> _Task description_:
Type out the data again, word for word and in full.

** Supplied data follows **

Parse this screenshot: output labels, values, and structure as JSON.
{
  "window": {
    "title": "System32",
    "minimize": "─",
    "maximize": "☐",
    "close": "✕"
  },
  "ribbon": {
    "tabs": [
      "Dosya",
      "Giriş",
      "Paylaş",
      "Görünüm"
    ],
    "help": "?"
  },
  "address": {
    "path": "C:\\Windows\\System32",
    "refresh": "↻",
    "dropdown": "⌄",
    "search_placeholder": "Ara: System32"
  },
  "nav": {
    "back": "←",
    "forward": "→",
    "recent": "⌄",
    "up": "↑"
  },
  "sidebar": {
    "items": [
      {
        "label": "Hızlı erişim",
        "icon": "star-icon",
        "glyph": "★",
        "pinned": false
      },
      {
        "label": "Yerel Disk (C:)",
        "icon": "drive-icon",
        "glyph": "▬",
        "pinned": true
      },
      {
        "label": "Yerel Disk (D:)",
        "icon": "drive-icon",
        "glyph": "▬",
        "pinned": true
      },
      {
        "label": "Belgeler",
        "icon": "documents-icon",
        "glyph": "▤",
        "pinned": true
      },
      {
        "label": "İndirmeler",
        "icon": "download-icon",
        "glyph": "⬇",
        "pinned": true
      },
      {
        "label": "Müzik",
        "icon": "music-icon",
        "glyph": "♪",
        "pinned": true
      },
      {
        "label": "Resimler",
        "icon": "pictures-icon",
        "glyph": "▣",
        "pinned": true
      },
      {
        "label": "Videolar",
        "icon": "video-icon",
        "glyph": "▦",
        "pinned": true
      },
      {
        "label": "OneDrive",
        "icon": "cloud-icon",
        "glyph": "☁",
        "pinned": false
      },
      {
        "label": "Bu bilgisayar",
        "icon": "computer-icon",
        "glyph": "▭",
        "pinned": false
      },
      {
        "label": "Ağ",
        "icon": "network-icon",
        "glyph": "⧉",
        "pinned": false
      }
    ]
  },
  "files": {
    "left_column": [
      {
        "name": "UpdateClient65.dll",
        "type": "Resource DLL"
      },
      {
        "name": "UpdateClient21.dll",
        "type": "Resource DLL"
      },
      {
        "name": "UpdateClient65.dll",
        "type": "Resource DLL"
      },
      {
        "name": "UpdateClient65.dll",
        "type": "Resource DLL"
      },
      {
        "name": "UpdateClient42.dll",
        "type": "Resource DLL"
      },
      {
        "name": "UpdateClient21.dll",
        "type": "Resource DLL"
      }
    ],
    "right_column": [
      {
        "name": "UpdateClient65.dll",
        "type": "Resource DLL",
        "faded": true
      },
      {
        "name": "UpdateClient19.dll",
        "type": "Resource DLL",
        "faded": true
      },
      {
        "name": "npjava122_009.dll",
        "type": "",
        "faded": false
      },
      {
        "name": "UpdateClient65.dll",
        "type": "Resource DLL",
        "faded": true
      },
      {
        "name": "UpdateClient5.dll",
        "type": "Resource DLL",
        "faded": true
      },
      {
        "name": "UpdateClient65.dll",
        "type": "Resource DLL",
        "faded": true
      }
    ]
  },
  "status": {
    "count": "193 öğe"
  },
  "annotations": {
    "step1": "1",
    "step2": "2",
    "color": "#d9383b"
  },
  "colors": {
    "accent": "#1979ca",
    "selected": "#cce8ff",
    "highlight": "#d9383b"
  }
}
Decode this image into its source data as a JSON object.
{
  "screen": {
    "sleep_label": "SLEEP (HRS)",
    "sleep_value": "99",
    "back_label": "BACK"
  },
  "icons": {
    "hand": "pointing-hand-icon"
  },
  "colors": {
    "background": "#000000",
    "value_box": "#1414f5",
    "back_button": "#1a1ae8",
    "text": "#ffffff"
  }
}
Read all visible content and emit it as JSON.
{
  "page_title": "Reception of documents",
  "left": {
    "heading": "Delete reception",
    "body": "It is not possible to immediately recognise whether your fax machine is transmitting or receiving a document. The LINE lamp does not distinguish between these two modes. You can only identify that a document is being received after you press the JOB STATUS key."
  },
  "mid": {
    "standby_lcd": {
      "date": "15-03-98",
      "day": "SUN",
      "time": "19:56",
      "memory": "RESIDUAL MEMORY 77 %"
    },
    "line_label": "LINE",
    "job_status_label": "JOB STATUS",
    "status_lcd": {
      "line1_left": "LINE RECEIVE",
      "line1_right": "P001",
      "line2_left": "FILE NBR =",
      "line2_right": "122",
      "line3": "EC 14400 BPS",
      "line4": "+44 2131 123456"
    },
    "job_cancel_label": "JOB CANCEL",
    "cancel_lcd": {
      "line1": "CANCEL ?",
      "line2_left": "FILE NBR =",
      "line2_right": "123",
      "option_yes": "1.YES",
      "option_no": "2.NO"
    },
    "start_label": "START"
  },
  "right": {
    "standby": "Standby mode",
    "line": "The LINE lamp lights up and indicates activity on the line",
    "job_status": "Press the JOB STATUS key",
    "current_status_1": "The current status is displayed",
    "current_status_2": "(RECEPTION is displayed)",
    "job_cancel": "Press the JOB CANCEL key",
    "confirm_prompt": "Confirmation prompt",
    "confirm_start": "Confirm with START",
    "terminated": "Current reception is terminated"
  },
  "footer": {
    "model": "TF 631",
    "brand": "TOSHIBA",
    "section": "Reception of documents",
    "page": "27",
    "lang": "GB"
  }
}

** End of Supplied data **

> _Result for this task_:
Parse this screenshot: output labels, values, and structure as JSON.
{
  "window": {
    "title": "System32",
    "minimize": "─",
    "maximize": "☐",
    "close": "✕"
  },
  "ribbon": {
    "tabs": [
      "Dosya",
      "Giriş",
      "Paylaş",
      "Görünüm"
    ],
    "help": "?"
  },
  "address": {
    "path": "C:\\Windows\\System32",
    "refresh": "↻",
    "dropdown": "⌄",
    "search_placeholder": "Ara: System32"
  },
  "nav": {
    "back": "←",
    "forward": "→",
    "recent": "⌄",
    "up": "↑"
  },
  "sidebar": {
    "items": [
      {
        "label": "Hızlı erişim",
        "icon": "star-icon",
        "glyph": "★",
        "pinned": false
      },
      {
        "label": "Yerel Disk (C:)",
        "icon": "drive-icon",
        "glyph": "▬",
        "pinned": true
      },
      {
        "label": "Yerel Disk (D:)",
        "icon": "drive-icon",
        "glyph": "▬",
        "pinned": true
      },
      {
        "label": "Belgeler",
        "icon": "documents-icon",
        "glyph": "▤",
        "pinned": true
      },
      {
        "label": "İndirmeler",
        "icon": "download-icon",
        "glyph": "⬇",
        "pinned": true
      },
      {
        "label": "Müzik",
        "icon": "music-icon",
        "glyph": "♪",
        "pinned": true
      },
      {
        "label": "Resimler",
        "icon": "pictures-icon",
        "glyph": "▣",
        "pinned": true
      },
      {
        "label": "Videolar",
        "icon": "video-icon",
        "glyph": "▦",
        "pinned": true
      },
      {
        "label": "OneDrive",
        "icon": "cloud-icon",
        "glyph": "☁",
        "pinned": false
      },
      {
        "label": "Bu bilgisayar",
        "icon": "computer-icon",
        "glyph": "▭",
        "pinned": false
      },
      {
        "label": "Ağ",
        "icon": "network-icon",
        "glyph": "⧉",
        "pinned": false
      }
    ]
  },
  "files": {
    "left_column": [
      {
        "name": "UpdateClient65.dll",
        "type": "Resource DLL"
      },
      {
        "name": "UpdateClient21.dll",
        "type": "Resource DLL"
      },
      {
        "name": "UpdateClient65.dll",
        "type": "Resource DLL"
      },
      {
        "name": "UpdateClient65.dll",
        "type": "Resource DLL"
      },
      {
        "name": "UpdateClient42.dll",
        "type": "Resource DLL"
      },
      {
        "name": "UpdateClient21.dll",
        "type": "Resource DLL"
      }
    ],
    "right_column": [
      {
        "name": "UpdateClient65.dll",
        "type": "Resource DLL",
        "faded": true
      },
      {
        "name": "UpdateClient19.dll",
        "type": "Resource DLL",
        "faded": true
      },
      {
        "name": "npjava122_009.dll",
        "type": "",
        "faded": false
      },
      {
        "name": "UpdateClient65.dll",
        "type": "Resource DLL",
        "faded": true
      },
      {
        "name": "UpdateClient5.dll",
        "type": "Resource DLL",
        "faded": true
      },
      {
        "name": "UpdateClient65.dll",
        "type": "Resource DLL",
        "faded": true
      }
    ]
  },
  "status": {
    "count": "193 öğe"
  },
  "annotations": {
    "step1": "1",
    "step2": "2",
    "color": "#d9383b"
  },
  "colors": {
    "accent": "#1979ca",
    "selected": "#cce8ff",
    "highlight": "#d9383b"
  }
}
Decode this image into its source data as a JSON object.
{
  "screen": {
    "sleep_label": "SLEEP (HRS)",
    "sleep_value": "99",
    "back_label": "BACK"
  },
  "icons": {
    "hand": "pointing-hand-icon"
  },
  "colors": {
    "background": "#000000",
    "value_box": "#1414f5",
    "back_button": "#1a1ae8",
    "text": "#ffffff"
  }
}
Read all visible content and emit it as JSON.
{
  "page_title": "Reception of documents",
  "left": {
    "heading": "Delete reception",
    "body": "It is not possible to immediately recognise whether your fax machine is transmitting or receiving a document. The LINE lamp does not distinguish between these two modes. You can only identify that a document is being received after you press the JOB STATUS key."
  },
  "mid": {
    "standby_lcd": {
      "date": "15-03-98",
      "day": "SUN",
      "time": "19:56",
      "memory": "RESIDUAL MEMORY 77 %"
    },
    "line_label": "LINE",
    "job_status_label": "JOB STATUS",
    "status_lcd": {
      "line1_left": "LINE RECEIVE",
      "line1_right": "P001",
      "line2_left": "FILE NBR =",
      "line2_right": "122",
      "line3": "EC 14400 BPS",
      "line4": "+44 2131 123456"
    },
    "job_cancel_label": "JOB CANCEL",
    "cancel_lcd": {
      "line1": "CANCEL ?",
      "line2_left": "FILE NBR =",
      "line2_right": "123",
      "option_yes": "1.YES",
      "option_no": "2.NO"
    },
    "start_label": "START"
  },
  "right": {
    "standby": "Standby mode",
    "line": "The LINE lamp lights up and indicates activity on the line",
    "job_status": "Press the JOB STATUS key",
    "current_status_1": "The current status is displayed",
    "current_status_2": "(RECEPTION is displayed)",
    "job_cancel": "Press the JOB CANCEL key",
    "confirm_prompt": "Confirmation prompt",
    "confirm_start": "Confirm with START",
    "terminated": "Current reception is terminated"
  },
  "footer": {
    "model": "TF 631",
    "brand": "TOSHIBA",
    "section": "Reception of documents",
    "page": "27",
    "lang": "GB"
  }
}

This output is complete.